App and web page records
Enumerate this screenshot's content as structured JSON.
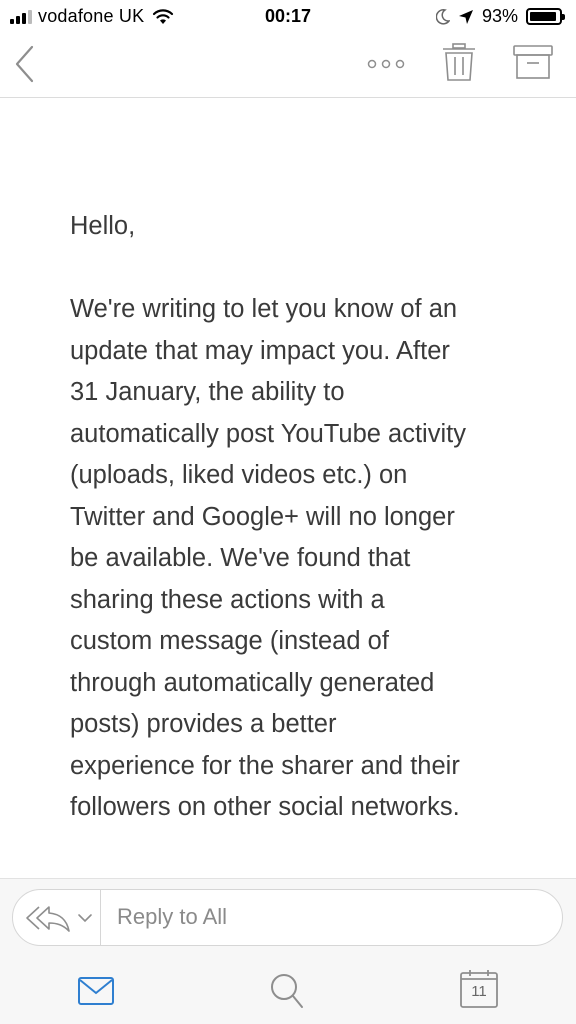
{
  "status_bar": {
    "carrier": "vodafone UK",
    "time": "00:17",
    "battery_percent": "93%",
    "battery_level": 0.93
  },
  "nav": {
    "back_icon": "chevron-left-icon",
    "more_icon": "more-dots-icon",
    "trash_icon": "trash-icon",
    "archive_icon": "archive-icon"
  },
  "email": {
    "greeting": "Hello,",
    "paragraph_lines": [
      "We're writing to let you know of an",
      "update that may impact you. After",
      "31 January, the ability to",
      "automatically post YouTube activity",
      "(uploads, liked videos etc.) on",
      "Twitter and Google+ will no longer",
      "be available. We've found that",
      "sharing these actions with a",
      "custom message (instead of",
      "through automatically generated",
      "posts) provides a better",
      "experience for the sharer and their",
      "followers on other social networks."
    ]
  },
  "reply": {
    "placeholder": "Reply to All"
  },
  "tabs": {
    "calendar_day": "11"
  },
  "colors": {
    "accent": "#2f7fd0",
    "icon_gray": "#8e8e8e",
    "text": "#3a3a3a"
  }
}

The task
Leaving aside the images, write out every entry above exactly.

Answer area
Enumerate this screenshot's content as structured JSON.
{
  "status_bar": {
    "carrier": "vodafone UK",
    "time": "00:17",
    "battery_percent": "93%",
    "battery_level": 0.93
  },
  "nav": {
    "back_icon": "chevron-left-icon",
    "more_icon": "more-dots-icon",
    "trash_icon": "trash-icon",
    "archive_icon": "archive-icon"
  },
  "email": {
    "greeting": "Hello,",
    "paragraph_lines": [
      "We're writing to let you know of an",
      "update that may impact you. After",
      "31 January, the ability to",
      "automatically post YouTube activity",
      "(uploads, liked videos etc.) on",
      "Twitter and Google+ will no longer",
      "be available. We've found that",
      "sharing these actions with a",
      "custom message (instead of",
      "through automatically generated",
      "posts) provides a better",
      "experience for the sharer and their",
      "followers on other social networks."
    ]
  },
  "reply": {
    "placeholder": "Reply to All"
  },
  "tabs": {
    "calendar_day": "11"
  },
  "colors": {
    "accent": "#2f7fd0",
    "icon_gray": "#8e8e8e",
    "text": "#3a3a3a"
  }
}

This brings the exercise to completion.